■ Work request
Every line below that contains "detected" is to be copied.
▼
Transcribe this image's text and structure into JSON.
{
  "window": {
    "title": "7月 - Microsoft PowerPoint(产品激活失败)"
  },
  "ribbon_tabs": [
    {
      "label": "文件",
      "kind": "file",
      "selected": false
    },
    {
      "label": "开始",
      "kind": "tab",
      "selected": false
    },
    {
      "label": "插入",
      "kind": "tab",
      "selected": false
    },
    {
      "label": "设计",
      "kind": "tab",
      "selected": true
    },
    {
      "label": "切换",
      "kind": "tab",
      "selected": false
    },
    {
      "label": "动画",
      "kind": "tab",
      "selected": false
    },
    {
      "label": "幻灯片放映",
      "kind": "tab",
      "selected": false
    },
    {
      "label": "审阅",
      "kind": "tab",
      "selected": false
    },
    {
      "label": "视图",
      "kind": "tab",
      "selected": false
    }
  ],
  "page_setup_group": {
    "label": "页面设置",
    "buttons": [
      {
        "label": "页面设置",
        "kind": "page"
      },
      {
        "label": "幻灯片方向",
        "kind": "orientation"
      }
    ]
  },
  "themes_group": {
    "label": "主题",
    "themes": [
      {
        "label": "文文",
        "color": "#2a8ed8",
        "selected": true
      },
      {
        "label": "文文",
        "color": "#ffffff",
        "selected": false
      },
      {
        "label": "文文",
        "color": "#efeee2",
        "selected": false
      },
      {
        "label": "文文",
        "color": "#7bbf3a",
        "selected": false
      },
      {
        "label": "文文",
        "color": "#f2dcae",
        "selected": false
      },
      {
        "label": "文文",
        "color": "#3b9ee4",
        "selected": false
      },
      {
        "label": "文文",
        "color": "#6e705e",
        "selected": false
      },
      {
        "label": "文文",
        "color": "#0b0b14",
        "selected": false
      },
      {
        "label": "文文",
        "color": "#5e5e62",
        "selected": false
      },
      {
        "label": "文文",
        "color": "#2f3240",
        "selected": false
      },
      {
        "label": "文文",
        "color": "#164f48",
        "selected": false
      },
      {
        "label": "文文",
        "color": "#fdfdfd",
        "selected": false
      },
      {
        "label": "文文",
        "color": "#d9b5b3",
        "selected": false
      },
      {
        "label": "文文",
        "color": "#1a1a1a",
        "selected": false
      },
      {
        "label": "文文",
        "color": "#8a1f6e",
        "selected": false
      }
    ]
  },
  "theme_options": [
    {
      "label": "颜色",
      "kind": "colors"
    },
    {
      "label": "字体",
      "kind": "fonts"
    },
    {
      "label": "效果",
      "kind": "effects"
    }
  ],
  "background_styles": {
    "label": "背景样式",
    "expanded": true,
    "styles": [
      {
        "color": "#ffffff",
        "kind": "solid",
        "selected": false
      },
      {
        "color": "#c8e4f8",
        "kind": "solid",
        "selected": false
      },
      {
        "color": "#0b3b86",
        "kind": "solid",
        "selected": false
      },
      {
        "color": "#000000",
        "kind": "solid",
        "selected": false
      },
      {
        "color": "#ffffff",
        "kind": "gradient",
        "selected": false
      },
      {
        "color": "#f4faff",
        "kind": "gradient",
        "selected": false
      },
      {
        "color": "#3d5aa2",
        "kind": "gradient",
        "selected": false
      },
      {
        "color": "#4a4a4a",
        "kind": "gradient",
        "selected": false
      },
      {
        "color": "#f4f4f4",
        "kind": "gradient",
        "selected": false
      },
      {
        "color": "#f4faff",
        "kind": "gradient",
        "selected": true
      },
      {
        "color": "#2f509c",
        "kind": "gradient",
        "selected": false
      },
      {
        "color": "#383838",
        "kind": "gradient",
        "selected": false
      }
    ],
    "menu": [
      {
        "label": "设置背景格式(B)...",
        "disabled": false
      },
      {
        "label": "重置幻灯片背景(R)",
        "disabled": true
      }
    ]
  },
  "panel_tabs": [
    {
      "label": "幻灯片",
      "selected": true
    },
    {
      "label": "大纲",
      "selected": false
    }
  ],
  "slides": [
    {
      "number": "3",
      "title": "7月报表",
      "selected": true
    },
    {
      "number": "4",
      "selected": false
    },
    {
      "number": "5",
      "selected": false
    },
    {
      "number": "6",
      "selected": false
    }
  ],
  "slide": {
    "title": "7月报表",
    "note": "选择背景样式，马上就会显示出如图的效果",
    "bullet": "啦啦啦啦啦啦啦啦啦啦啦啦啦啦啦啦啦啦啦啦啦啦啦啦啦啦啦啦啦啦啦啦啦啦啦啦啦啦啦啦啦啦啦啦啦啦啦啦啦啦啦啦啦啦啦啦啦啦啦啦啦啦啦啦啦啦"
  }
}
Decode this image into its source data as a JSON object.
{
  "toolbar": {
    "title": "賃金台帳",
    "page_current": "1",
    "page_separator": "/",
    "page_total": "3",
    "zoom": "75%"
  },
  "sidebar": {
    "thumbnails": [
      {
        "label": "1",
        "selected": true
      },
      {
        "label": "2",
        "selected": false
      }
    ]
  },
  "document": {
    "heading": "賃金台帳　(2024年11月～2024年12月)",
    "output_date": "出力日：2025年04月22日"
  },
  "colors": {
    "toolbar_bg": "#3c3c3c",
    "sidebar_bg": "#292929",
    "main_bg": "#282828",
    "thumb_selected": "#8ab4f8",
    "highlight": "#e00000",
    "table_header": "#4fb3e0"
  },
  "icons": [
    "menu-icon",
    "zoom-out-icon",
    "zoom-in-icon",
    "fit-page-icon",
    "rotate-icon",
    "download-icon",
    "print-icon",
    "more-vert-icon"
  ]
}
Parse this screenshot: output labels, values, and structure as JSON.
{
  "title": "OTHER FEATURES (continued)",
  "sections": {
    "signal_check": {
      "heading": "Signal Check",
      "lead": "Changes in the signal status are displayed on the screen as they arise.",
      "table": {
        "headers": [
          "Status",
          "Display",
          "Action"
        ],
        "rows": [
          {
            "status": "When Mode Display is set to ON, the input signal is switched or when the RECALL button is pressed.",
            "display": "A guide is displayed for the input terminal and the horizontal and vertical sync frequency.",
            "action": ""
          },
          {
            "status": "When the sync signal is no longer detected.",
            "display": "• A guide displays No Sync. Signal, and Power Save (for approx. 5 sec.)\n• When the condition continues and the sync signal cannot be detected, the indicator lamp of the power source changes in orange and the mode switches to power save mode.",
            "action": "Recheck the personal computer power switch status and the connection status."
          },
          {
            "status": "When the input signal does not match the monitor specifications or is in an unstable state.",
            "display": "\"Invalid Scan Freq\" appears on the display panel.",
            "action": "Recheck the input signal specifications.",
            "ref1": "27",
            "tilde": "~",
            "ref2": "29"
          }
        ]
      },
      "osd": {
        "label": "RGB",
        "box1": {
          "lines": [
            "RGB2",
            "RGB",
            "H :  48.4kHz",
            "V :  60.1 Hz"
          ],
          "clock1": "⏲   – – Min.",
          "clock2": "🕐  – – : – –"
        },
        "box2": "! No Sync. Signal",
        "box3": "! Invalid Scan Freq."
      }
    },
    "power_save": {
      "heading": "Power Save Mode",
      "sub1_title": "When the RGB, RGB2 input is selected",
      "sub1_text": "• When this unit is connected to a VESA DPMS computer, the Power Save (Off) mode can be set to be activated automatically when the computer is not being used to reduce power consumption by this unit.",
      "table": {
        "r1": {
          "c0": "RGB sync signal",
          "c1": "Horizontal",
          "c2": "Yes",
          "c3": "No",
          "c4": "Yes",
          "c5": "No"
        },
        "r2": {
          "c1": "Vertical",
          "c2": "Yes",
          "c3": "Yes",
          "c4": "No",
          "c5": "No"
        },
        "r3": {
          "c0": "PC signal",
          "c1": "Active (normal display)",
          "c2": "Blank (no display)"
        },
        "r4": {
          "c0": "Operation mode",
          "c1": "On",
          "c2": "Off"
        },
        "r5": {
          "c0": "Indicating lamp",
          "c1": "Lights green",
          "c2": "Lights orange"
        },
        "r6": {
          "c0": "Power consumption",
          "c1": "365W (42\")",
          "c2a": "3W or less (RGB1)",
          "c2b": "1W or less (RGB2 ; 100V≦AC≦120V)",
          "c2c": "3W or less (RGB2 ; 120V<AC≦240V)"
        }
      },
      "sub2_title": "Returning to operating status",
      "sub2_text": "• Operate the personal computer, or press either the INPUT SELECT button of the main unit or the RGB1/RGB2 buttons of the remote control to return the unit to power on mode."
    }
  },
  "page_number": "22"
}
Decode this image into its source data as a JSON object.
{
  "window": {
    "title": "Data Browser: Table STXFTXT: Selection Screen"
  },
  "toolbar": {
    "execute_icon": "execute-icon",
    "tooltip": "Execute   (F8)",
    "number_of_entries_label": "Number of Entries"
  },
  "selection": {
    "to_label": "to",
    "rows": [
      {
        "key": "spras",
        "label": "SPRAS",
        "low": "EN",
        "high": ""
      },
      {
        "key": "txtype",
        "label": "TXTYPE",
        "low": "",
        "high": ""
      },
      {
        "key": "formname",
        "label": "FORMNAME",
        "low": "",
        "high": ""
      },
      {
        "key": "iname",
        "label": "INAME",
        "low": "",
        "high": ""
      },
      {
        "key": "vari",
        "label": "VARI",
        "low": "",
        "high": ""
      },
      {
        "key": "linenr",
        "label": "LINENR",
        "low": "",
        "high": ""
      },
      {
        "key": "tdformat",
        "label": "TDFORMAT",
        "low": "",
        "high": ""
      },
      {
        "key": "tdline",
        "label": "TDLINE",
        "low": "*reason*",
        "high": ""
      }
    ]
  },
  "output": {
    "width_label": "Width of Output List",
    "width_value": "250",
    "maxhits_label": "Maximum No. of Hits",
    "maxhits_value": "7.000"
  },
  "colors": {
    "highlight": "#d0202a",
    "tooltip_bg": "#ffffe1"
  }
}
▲
■ Problem solution
            "status": "When the sync signal is no longer detected.",
            "display": "• A guide displays No Sync. Signal, and Power Save (for approx. 5 sec.)\n• When the condition continues and the sync signal cannot be detected, the indicator lamp of the power source changes in orange and the mode switches to power save mode.",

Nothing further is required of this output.